  33. Issue #3: High performance block fetch With proper memory layout, one row access delivers entire cache block to the sense amp. Two state machine challenges: (1) Bring in the word requested by CPU with lowest latency (2) Bring in rest of cache block ASAP 1 of 4096 decoder 12-bit row address input 2048 columns Each column 4 bits deep 4096 rows 33,554,432 usable bits (tester found good bits in bigger array) 8196 bits delivered by sense amps Select requested bits, send off the chip

  34. One request ... Many returns ... Issue #3 (continued): DRAM Burst Reads DRAM can be set up to request an N byte region starting at an arbitrary N+k within region State machine challenges: (1) setting up correct block read mode (2) delivering correct word direct to CPU (3) putting all words in cache in right place.

  35. Writes and Caches

  36. Issue #4: When to write to lower level ... Related issue: Do writes to blocks not in the cache get put in the cache (”write-allocate”) or not? State machine design (1) Write-back puts most write logic in cache-miss machine. (2) Write-through isolates writing in its own state machine.

  37. One command ... Many bytes written Issue #5: Write-back DRAM Burst Writes State machine challenges: (1) putting cache block into correct location (2) what if a read or write wants to use DRAM before the burst is complete? Must stall ...

  38. If we choose write-through ... State machine design issue: handling writes without stalling the machine until the written word is safely in the lower level (DRAM)

  39. Lower Level Memory Cache Processor Holds data awaiting write-through to lower level memory Write Buffer Issue #6: Avoid write-through write stalls Solution: add a “write buffer” to cache datapath Q. Why a write buffer ? A. So CPU doesn’t stall Q. Why a buffer, why not just one register ? A. Bursts of writes are common. Q. Are Read After Write (RAW) hazards an issue for write buffer? A. Yes! Drain buffer before next read, or check write buffers. On reads, state machine checks cache and write buffer -- what if word was removed from cache before lower-level write? On writes, state machine stalls for full write buffer, handles write buffer duplicates.

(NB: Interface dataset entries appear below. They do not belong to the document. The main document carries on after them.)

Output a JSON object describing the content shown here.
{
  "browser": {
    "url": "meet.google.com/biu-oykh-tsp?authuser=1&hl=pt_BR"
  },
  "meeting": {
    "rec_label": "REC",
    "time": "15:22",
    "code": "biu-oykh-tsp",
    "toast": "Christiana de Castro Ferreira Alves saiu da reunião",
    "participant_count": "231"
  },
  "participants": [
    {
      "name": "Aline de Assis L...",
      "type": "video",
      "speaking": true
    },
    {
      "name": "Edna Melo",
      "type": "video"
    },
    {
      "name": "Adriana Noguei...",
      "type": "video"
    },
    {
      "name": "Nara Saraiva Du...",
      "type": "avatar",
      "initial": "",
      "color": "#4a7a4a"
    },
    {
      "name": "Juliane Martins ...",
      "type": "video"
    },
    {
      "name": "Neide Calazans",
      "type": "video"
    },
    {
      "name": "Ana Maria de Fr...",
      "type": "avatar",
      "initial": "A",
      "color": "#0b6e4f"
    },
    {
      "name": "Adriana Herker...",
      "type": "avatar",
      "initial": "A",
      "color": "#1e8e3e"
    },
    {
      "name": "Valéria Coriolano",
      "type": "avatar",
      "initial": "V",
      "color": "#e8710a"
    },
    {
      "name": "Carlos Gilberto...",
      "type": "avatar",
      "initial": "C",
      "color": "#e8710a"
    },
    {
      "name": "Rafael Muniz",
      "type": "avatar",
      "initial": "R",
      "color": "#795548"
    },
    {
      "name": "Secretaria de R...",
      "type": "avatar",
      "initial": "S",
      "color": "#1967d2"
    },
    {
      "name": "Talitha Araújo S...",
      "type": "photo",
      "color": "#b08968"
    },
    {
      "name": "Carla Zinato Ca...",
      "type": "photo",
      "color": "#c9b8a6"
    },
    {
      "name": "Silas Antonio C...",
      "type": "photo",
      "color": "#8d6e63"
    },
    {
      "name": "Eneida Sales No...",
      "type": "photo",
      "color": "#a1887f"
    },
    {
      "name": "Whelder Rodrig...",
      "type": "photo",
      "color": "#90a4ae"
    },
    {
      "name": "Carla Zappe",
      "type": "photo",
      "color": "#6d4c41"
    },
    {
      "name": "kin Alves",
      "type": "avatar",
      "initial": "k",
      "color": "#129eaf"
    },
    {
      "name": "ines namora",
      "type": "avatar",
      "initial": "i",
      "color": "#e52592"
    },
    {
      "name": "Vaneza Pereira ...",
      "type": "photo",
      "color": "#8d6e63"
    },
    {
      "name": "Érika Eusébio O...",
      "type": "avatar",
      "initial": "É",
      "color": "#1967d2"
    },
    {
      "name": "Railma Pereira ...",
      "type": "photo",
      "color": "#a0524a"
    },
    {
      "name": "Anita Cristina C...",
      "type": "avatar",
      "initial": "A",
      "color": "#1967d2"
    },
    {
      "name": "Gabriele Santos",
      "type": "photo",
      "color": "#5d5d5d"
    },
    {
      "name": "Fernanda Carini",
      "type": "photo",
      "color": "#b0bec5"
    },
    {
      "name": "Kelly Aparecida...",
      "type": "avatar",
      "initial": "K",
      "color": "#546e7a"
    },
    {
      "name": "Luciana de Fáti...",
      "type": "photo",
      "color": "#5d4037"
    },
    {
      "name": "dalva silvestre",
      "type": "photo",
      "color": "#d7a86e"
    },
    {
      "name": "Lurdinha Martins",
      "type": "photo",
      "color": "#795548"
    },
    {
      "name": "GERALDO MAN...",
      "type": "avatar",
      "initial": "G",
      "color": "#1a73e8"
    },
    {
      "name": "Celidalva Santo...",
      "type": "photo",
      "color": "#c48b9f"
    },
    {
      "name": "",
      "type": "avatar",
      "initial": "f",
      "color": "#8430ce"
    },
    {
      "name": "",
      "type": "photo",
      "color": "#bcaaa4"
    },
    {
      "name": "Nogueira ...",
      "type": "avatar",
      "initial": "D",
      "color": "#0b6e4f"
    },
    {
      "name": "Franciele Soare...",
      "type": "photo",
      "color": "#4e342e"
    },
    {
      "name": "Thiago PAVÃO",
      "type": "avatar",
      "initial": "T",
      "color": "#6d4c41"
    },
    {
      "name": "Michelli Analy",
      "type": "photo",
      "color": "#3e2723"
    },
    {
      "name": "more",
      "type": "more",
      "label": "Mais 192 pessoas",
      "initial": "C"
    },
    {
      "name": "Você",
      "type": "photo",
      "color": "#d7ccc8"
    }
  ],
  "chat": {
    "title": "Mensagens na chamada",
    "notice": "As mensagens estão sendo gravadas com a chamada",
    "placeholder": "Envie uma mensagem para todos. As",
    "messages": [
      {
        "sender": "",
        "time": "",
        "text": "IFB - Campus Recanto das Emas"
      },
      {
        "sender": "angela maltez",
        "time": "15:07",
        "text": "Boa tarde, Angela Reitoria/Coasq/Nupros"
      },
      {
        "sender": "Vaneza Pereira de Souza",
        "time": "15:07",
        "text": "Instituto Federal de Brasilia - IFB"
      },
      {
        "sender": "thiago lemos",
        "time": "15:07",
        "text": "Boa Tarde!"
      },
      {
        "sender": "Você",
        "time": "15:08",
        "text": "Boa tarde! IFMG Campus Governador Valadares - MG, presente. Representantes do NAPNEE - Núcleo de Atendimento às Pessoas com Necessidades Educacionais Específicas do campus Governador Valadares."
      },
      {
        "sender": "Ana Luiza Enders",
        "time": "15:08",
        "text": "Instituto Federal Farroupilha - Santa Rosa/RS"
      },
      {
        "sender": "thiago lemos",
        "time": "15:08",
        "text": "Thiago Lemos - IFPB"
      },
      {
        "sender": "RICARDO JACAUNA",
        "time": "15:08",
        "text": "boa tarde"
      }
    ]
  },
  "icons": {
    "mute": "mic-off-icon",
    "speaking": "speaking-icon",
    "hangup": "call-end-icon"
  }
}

  40. Lower Level Memory Cache Processor Write Buffer Write buffer logic for a LW instruction Cache state machines must be designed so that this algorithm always yields correct memory semantics.

  41. Lower Level Memory Cache Processor Write Buffer Write buffer logic for a SW instruction LW + SW require complex state machine logic ... plus, state machine needs to manage two buses ... plus the write buffer FIFO logic ...

  42. Hit time is directly tied to clockrate of CPU. If left unchecked, it increases when cache size and associativity increases. Note that XScale pipelines both instruction and data caches, adding stages to the CPU pipeline. State machine design issue: pipelining cache control! Issue #7: Optimizing the hit time ...

  43. Common bug: When to write to cache? A1. If no write-allocate ... when address is already in the cache. Issue: Must check tag before writing, or else may overwrite the wrong address! Options: Stall and do tag check, or pipeline check. A2. Always: we do allocate on write.

  44. Key ideas about caches ... The cache design spectrum: from direct mapped to fully associative. AMAT (Ave. Memory Access Time) = Hit Time + (Miss Rate x Miss Penalty) Cache misses: conflict, capacity, compulsory, and coherency. Cache design bugs are usually from cache specification errors.

  45. Influential memory systems paper by Norm Jouppi (then at DEC, now at Google) 1990 We look at it in depth ...

  46. Across the street from Caltrain ...

  47. The baseline memory system ... that enhancements are trying to improve. In 1990, one thousand 16Mb DRAM chips!

  48. Small software benchmark suite: Green line shows how a system with perfect caching performs. Actual performance How memory system falls short:

  49. First idea: Miss cache L1 Cache “Miss Cache” Miss Cache: Small. Fully-associative. LRU replacement. Checked in parallel with the L1 cache. If L1 and miss cache bothmiss, the data block returned by the next-lower cache is placed in L1 and miss cache.

  50. Second idea: Victim cache L1 Cache “Victim Cache” Victim Cache: Small. Fully-associative. LRU replacement. Checked in parallel with the L1 cache. If L1 and miss cache bothmiss, the data block removed from the L1 cache is placed into the victim cache.